> DATA PROVIDED:
::::::::

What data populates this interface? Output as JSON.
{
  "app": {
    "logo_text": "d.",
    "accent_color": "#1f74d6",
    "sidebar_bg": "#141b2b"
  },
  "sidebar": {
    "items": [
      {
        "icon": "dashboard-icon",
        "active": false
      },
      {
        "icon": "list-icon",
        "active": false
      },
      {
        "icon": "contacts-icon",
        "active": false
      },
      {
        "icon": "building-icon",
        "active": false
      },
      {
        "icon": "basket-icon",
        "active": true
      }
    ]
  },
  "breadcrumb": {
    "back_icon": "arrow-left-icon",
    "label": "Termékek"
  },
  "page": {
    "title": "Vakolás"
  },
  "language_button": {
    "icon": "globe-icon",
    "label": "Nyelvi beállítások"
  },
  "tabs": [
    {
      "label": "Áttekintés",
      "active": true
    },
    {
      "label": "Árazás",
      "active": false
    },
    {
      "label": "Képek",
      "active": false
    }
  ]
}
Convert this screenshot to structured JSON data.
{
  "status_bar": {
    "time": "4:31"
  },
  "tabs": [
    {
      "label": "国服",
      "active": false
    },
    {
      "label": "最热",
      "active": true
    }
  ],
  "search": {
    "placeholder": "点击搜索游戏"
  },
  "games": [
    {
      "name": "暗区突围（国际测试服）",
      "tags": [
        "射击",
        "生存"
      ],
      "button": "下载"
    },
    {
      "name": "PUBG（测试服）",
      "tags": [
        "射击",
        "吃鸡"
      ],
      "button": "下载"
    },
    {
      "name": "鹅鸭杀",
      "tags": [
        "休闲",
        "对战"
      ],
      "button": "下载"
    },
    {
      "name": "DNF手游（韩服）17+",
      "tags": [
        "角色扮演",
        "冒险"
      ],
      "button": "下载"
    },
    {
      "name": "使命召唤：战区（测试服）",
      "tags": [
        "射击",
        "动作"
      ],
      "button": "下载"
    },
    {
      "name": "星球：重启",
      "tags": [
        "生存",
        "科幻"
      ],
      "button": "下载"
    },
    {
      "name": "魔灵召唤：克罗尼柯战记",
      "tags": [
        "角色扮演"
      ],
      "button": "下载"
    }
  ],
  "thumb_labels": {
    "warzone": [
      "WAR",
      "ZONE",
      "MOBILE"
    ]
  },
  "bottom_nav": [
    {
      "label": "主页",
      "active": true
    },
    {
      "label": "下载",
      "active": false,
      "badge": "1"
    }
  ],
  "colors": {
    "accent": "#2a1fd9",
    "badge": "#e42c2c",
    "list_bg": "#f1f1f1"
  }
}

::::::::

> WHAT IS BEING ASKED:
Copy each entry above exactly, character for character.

> FINISHED TASK:
What data populates this interface? Output as JSON.
{
  "app": {
    "logo_text": "d.",
    "accent_color": "#1f74d6",
    "sidebar_bg": "#141b2b"
  },
  "sidebar": {
    "items": [
      {
        "icon": "dashboard-icon",
        "active": false
      },
      {
        "icon": "list-icon",
        "active": false
      },
      {
        "icon": "contacts-icon",
        "active": false
      },
      {
        "icon": "building-icon",
        "active": false
      },
      {
        "icon": "basket-icon",
        "active": true
      }
    ]
  },
  "breadcrumb": {
    "back_icon": "arrow-left-icon",
    "label": "Termékek"
  },
  "page": {
    "title": "Vakolás"
  },
  "language_button": {
    "icon": "globe-icon",
    "label": "Nyelvi beállítások"
  },
  "tabs": [
    {
      "label": "Áttekintés",
      "active": true
    },
    {
      "label": "Árazás",
      "active": false
    },
    {
      "label": "Képek",
      "active": false
    }
  ]
}
Convert this screenshot to structured JSON data.
{
  "status_bar": {
    "time": "4:31"
  },
  "tabs": [
    {
      "label": "国服",
      "active": false
    },
    {
      "label": "最热",
      "active": true
    }
  ],
  "search": {
    "placeholder": "点击搜索游戏"
  },
  "games": [
    {
      "name": "暗区突围（国际测试服）",
      "tags": [
        "射击",
        "生存"
      ],
      "button": "下载"
    },
    {
      "name": "PUBG（测试服）",
      "tags": [
        "射击",
        "吃鸡"
      ],
      "button": "下载"
    },
    {
      "name": "鹅鸭杀",
      "tags": [
        "休闲",
        "对战"
      ],
      "button": "下载"
    },
    {
      "name": "DNF手游（韩服）17+",
      "tags": [
        "角色扮演",
        "冒险"
      ],
      "button": "下载"
    },
    {
      "name": "使命召唤：战区（测试服）",
      "tags": [
        "射击",
        "动作"
      ],
      "button": "下载"
    },
    {
      "name": "星球：重启",
      "tags": [
        "生存",
        "科幻"
      ],
      "button": "下载"
    },
    {
      "name": "魔灵召唤：克罗尼柯战记",
      "tags": [
        "角色扮演"
      ],
      "button": "下载"
    }
  ],
  "thumb_labels": {
    "warzone": [
      "WAR",
      "ZONE",
      "MOBILE"
    ]
  },
  "bottom_nav": [
    {
      "label": "主页",
      "active": true
    },
    {
      "label": "下载",
      "active": false,
      "badge": "1"
    }
  ],
  "colors": {
    "accent": "#2a1fd9",
    "badge": "#e42c2c",
    "list_bg": "#f1f1f1"
  }
}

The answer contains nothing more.